There’s an episode of Sex and the City, about halfway through the first season, in which Carrie learns that Mr. Big used to be married. His ex is a publisher, and Carrie decides to check her out by scheduling an appointment with her under the pretense that she has a book to pitch. When she gets to this lady’s office, Carrie realizes that she only does children’s books, and finds herself having to improvise. After stammering for a second, she makes a half-hearted pitch for a book about a girl who has magic cigarettes that let her “go anywhere in the whole wide world, like Arabia or New Jersey.” “It’s a children’s book … for adults!” Carrie explains when Big’s ex suggests that maybe this wouldn’t be totally appropriate for kids.
Art, meet Life; Life, Art. You two should really get to know each other, because Candace Bushnell, whose mid-’90s New York Observer column was the basis for Sex and the City, has signed a deal with the children’s division at HarperCollins to write a young adult novel about Carrie Bradshaw’s high-school years. Hello!
Publishing the book—and the sequel—are Alessandra Balzer and Donna Bray, stars in the children’s book world who created an eponymous imprint at HarperCollins this past spring after spending 12 years together at Hyperion. According to several people in the children’s industry, Ms. Balzer and Ms. Bray are two of the most well-regarded editors in the game, and are responsible for a stack of award-winning titles for kids and teenagers, such as Avi’s Newbery Medal-winning Crispin: The Cross of Lead and National Book Award finalists The Birchbark House by Louise Erdrich and Sold by Patricia McCormick.
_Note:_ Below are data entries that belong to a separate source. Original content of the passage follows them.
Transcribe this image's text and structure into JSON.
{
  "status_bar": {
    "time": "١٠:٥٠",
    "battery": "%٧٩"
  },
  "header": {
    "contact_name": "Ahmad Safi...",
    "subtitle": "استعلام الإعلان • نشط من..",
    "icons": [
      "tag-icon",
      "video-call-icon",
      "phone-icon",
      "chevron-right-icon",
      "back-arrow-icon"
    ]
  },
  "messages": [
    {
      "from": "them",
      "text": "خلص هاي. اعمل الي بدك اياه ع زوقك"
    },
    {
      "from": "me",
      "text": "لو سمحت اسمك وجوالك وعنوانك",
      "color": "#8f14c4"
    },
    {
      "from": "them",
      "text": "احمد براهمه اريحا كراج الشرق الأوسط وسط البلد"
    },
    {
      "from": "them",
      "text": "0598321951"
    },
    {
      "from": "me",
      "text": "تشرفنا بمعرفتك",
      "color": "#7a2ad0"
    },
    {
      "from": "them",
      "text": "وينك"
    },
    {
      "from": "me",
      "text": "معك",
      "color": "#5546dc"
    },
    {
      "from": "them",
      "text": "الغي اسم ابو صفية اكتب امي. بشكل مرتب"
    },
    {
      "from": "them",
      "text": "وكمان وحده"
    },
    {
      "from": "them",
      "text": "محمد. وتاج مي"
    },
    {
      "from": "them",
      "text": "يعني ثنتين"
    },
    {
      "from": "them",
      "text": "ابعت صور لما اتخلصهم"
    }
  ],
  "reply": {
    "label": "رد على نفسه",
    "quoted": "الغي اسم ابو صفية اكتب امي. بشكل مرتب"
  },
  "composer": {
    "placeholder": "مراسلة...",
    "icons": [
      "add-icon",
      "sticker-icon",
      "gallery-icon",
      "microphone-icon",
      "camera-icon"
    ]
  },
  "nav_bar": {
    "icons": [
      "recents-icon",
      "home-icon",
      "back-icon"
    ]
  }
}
According to Ms. Bray, Ms. Bushnell’s book will be set partly in New York and partly in whatever suburb Carrie is supposed to have spent her childhood.
“It hasn’t all been resolved yet,” Ms. Bray said. “I think she’ll come here the way Candace did, with her friends, to hang out in the city on the weekend, and have a lot of social interaction there, and then eventually she’ll come to college here, as Candace did.”
Asked if Ms. Bushnell was planning to write about Carrie losing her virginity, Ms. Balzer and Ms. Bray said they weren’t sure. Pub Crawl checked it out, though, and there’s a story for the telling. If the universe of the books is consistent with the universe of the show—and it very well may not be—readers should anticipate a scene featuring an 11th-grade Carrie sharing “half a joint” with one Seth Bateman and then doing it with him on the Ping-Pong table in his “smelly rec room.” At least this is how Carrie describes her origin story to Charlotte in episode 38, “The Big Time.”
“I mean, the kids will be doing what teenagers realistically do, but it’s not going to be provocative for the sake of that,” Ms. Balzer said. “I would never put something in just to put it in. But if it was organic to the story and it was something that felt real, then it would be in there.”
The book will be called The Carrie Diaries, by the way, unless they think of something better before the fall 2010 publication date. (May we suggest Sex Ed?) Ms. Balzer, who will edit Ms. Bushnell, said she’s confident it will be a crossover hit, appealing as readily to the teen audience it’s ostensibly written for as it will to older fans of the show who “love [Carrie] and just want to know more about her.”
Ms. Balzer said that the idea for the book came from Ms. Bushnell herself, and that she learned about it from Ms. Bushnell’s agent over lunch.
“[Her agent, Heather Shroeder of ICM] said Candace has been thinking of doing a teen project, and my eyes just lit up and I said, ‘Oh, really!’” Ms. Balzer said. “She said she’s always wanted to explore what Carrie would have been like in high school, and I was just so thrilled and saw immediately, you know, that the possibilities are endless, and we just jumped on it and immediately made an offer and kind of scooped everybody.”